> [Exercise objective]
Tally how many lines of these entries hold the string "网站备案号". Return the number alone.

> [Raw data]
┌──
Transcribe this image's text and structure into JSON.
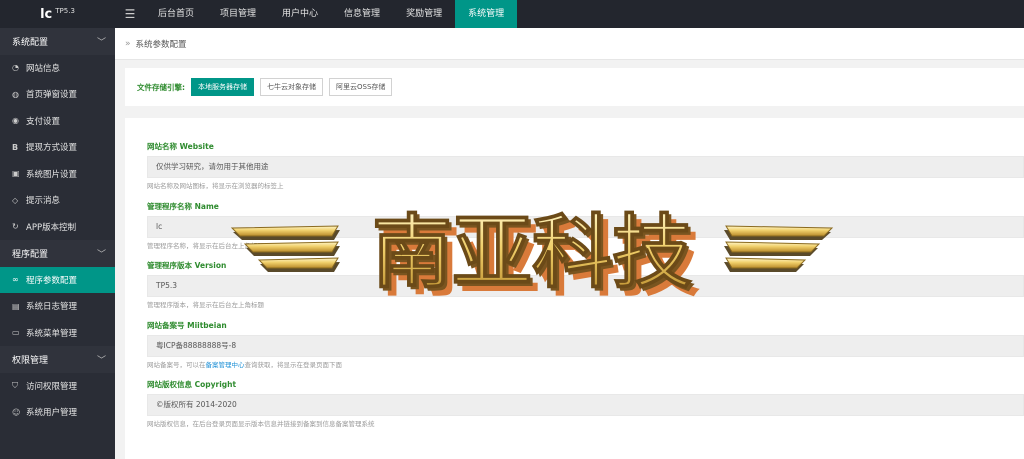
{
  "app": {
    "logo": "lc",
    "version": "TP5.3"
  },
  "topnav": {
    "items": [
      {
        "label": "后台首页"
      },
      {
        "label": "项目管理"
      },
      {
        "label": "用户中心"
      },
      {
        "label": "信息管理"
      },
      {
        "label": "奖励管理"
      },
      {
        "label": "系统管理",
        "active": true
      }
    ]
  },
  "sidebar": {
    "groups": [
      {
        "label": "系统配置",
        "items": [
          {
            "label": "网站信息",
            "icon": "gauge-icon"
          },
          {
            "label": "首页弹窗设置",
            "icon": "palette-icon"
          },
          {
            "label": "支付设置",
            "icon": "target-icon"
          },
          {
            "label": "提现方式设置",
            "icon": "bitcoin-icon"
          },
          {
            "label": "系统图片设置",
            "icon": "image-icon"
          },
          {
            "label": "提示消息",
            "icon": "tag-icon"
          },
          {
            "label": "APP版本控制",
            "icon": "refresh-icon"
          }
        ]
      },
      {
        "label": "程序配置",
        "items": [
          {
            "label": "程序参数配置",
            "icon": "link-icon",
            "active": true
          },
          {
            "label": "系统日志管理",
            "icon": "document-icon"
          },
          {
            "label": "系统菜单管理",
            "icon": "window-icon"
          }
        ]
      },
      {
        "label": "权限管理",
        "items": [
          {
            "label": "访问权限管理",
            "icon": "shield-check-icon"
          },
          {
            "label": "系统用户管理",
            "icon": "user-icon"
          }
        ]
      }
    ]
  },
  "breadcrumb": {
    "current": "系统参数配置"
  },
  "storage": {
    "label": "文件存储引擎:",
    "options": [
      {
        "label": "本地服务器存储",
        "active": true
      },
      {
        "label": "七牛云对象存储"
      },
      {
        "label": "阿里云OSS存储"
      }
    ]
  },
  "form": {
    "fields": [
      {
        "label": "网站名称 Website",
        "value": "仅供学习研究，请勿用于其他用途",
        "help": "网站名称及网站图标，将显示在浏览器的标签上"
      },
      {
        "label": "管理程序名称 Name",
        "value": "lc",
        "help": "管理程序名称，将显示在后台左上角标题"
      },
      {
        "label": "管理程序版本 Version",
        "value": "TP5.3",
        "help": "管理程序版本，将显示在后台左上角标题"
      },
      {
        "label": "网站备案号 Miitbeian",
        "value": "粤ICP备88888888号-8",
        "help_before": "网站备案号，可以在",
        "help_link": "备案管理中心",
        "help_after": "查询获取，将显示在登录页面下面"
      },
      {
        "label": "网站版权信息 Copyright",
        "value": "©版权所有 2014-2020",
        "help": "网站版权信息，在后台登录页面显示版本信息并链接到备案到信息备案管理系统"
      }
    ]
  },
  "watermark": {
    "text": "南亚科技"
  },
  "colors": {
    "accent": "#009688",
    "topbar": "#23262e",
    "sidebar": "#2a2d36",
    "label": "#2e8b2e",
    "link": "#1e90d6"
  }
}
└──
> [Problem solution]
2